When should you upgrade your camera?
What we have heard time and again — camera doesn’t matter, the photographer does. duChemin does this with stunning proof. But like all claims, there are constraints, assumptions, and boundary conditions.
Yes, one can make stunning photographs even with a pinhole camera if one desires, but boy, will it make your life difficult. The state of the art in equipment you use also largely depends on the kinds of photographs you take. Slow cameras (bulky, medium format, slow-focusing, etc.) might be fine with landscapes, if you have excellent dynamic range and are placing your camera on a good tripod. Lower quality (lower resolution, reasonable dynamic range, etc.) might be fine if you are a street photographer concentrating on capturing the moment, where speed of focusing and weight/stealth of the camera matters more.
But even with these assumptions and constraints, camera technology (and to somewhat lesser degree, lens technology) improves over time. I pulled out my images from the approach to Monument Valley from December 2005 shot on the very first Canon Rebel, and was unpleasantly surprised to see incredible grain, lack of dynamic range and color casts that are near impossible to fix. Trying to push-pull the shadows or color balance resulted in harsh, garish, polarized colors and renders any editing useless.
So has sensor technology improved in the past 12 years and would an upgrade have mattered?
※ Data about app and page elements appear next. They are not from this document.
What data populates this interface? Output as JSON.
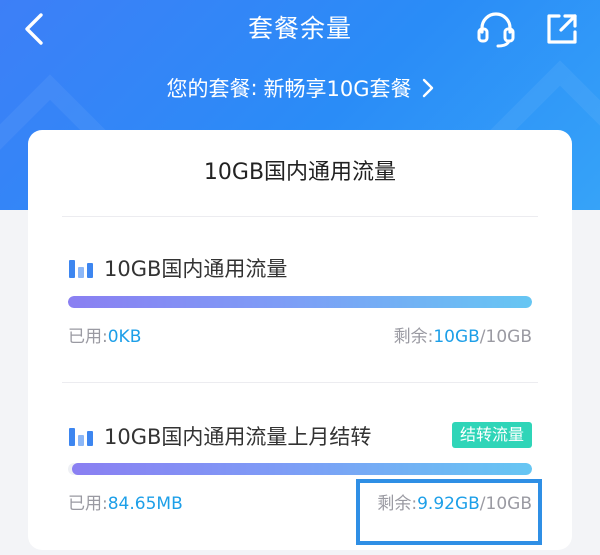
{
  "header": {
    "title": "套餐余量",
    "plan_prefix": "您的套餐",
    "plan_sep": ":",
    "plan_name": "新畅享10G套餐"
  },
  "card": {
    "heading": "10GB国内通用流量",
    "sections": [
      {
        "title": "10GB国内通用流量",
        "badge": "",
        "used_label": "已用:",
        "used_value": "0KB",
        "remain_label": "剩余:",
        "remain_value": "10GB",
        "total": "/10GB",
        "remaining_fraction": 1.0
      },
      {
        "title": "10GB国内通用流量上月结转",
        "badge": "结转流量",
        "used_label": "已用:",
        "used_value": "84.65MB",
        "remain_label": "剩余:",
        "remain_value": "9.92GB",
        "total": "/10GB",
        "remaining_fraction": 0.992
      }
    ]
  },
  "colors": {
    "header_gradient_start": "#3d7ff7",
    "header_gradient_end": "#36a3f8",
    "accent_value": "#1d9fe8",
    "badge": "#2fd5b8",
    "highlight_box": "#2f8fe5"
  },
  "icons": [
    "back-chevron-icon",
    "headset-icon",
    "share-out-icon",
    "chevron-right-icon",
    "bar-chart-icon"
  ]
}
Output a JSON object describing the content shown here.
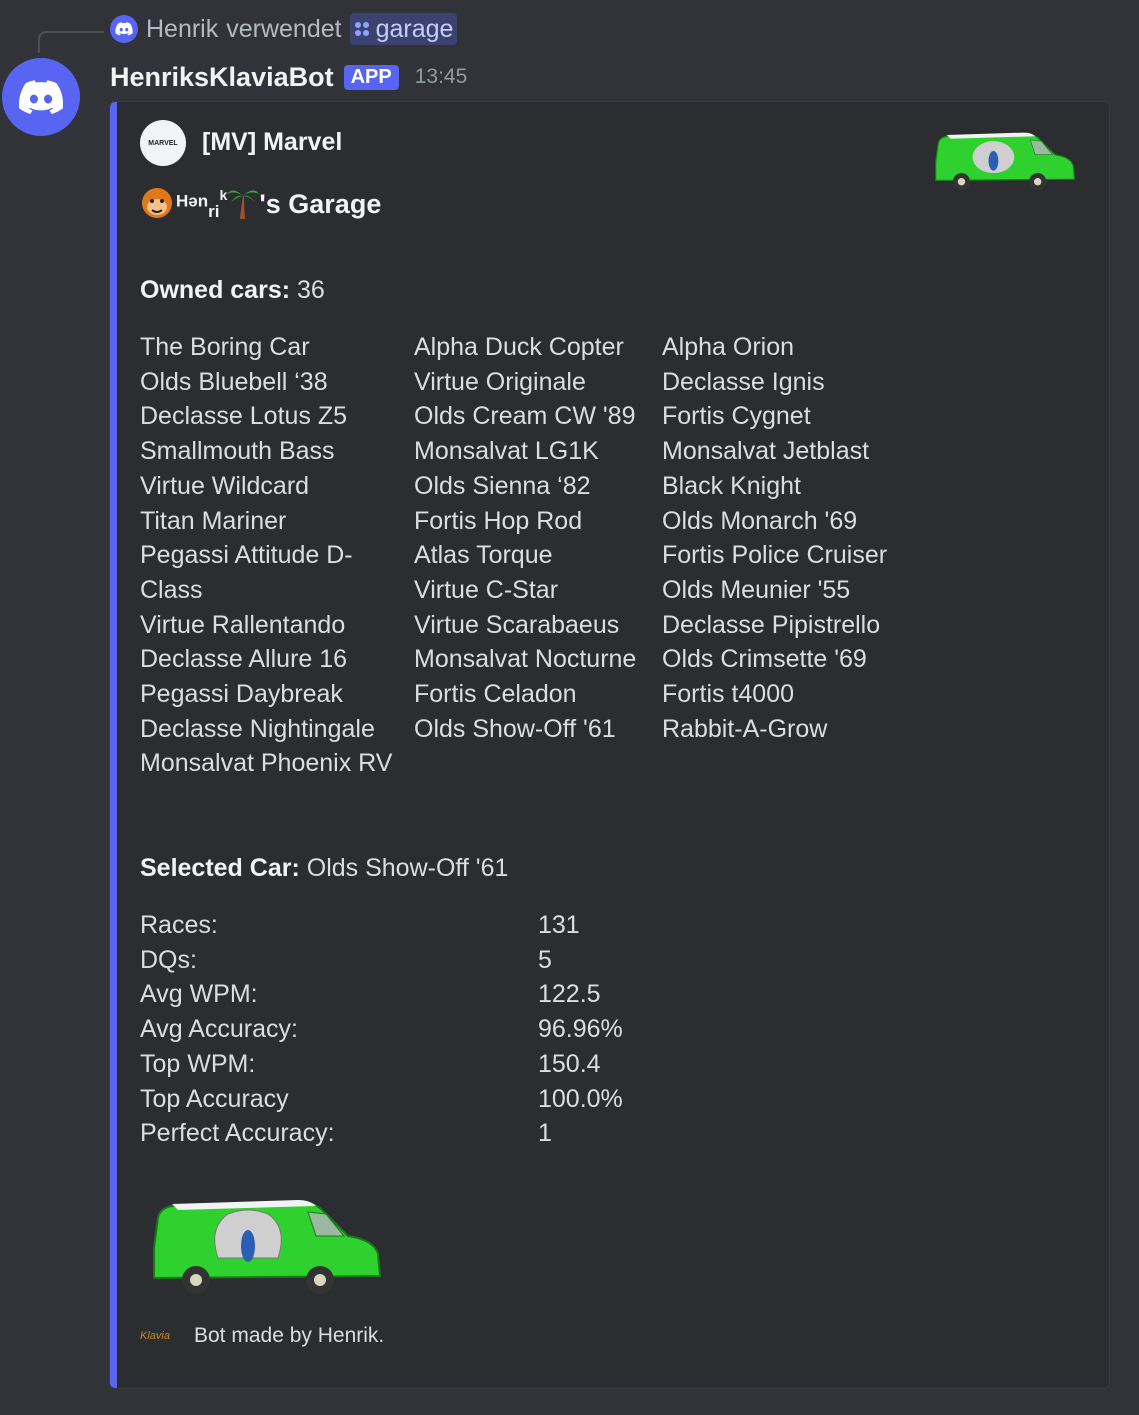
{
  "reply": {
    "user": "Henrik",
    "verb": "verwendet",
    "command": "garage",
    "accent": "#5865f2"
  },
  "message": {
    "bot_name": "HenriksKlaviaBot",
    "tag": "APP",
    "time": "13:45"
  },
  "embed": {
    "author_icon_text": "MARVEL",
    "author_name": "[MV] Marvel",
    "title_prefix": "Hən",
    "title_sub": "ri",
    "title_sup": "k",
    "title_suffix": "'s Garage",
    "owned_label": "Owned cars:",
    "owned_value": "36",
    "cars_col1": [
      "The Boring Car",
      "Olds Bluebell ‘38",
      "Declasse Lotus Z5",
      "Smallmouth Bass",
      "Virtue Wildcard",
      "Titan Mariner",
      "Pegassi Attitude D-Class",
      "Virtue Rallentando",
      "Declasse Allure 16",
      "Pegassi Daybreak",
      "Declasse Nightingale",
      "Monsalvat Phoenix RV"
    ],
    "cars_col2": [
      "Alpha Duck Copter",
      "Virtue Originale",
      "Olds Cream CW '89",
      "Monsalvat LG1K",
      "Olds Sienna ‘82",
      "Fortis Hop Rod",
      "Atlas Torque",
      "Virtue C-Star",
      "Virtue Scarabaeus",
      "Monsalvat Nocturne",
      "Fortis Celadon",
      "Olds Show-Off '61"
    ],
    "cars_col3": [
      "Alpha Orion",
      "Declasse Ignis",
      "Fortis Cygnet",
      "Monsalvat Jetblast",
      "Black Knight",
      "Olds Monarch '69",
      "Fortis Police Cruiser",
      "Olds Meunier '55",
      "Declasse Pipistrello",
      "Olds Crimsette '69",
      "Fortis t4000",
      "Rabbit-A-Grow"
    ],
    "selected_label": "Selected Car:",
    "selected_value": "Olds Show-Off '61",
    "stats": [
      {
        "label": "Races:",
        "value": "131"
      },
      {
        "label": "DQs:",
        "value": "5"
      },
      {
        "label": "Avg WPM:",
        "value": "122.5"
      },
      {
        "label": "Avg Accuracy:",
        "value": "96.96%"
      },
      {
        "label": "Top WPM:",
        "value": "150.4"
      },
      {
        "label": "Top Accuracy",
        "value": "100.0%"
      },
      {
        "label": "Perfect Accuracy:",
        "value": "1"
      }
    ],
    "footer_icon_text": "Klavia",
    "footer_text": "Bot made by Henrik.",
    "bar_color": "#5865f2",
    "van_color": "#2ed12e"
  }
}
You bet. I have upgraded twice in the last 14 years — moving from the original Rebel (bought in 2004) to the 50D (purchased 2009) to the 6D (purchased 2013), and I feel that to be a nice clip of keeping up with the innovations in the industry. Others have also pointed out an upgrade cycle of 5 years as being optimal. I am waiting for the highly anticipated 6D mark II, and may end up upgrading sometime in 2018.
As with everything in life, moderation is key.
Originally published at rowdy planet.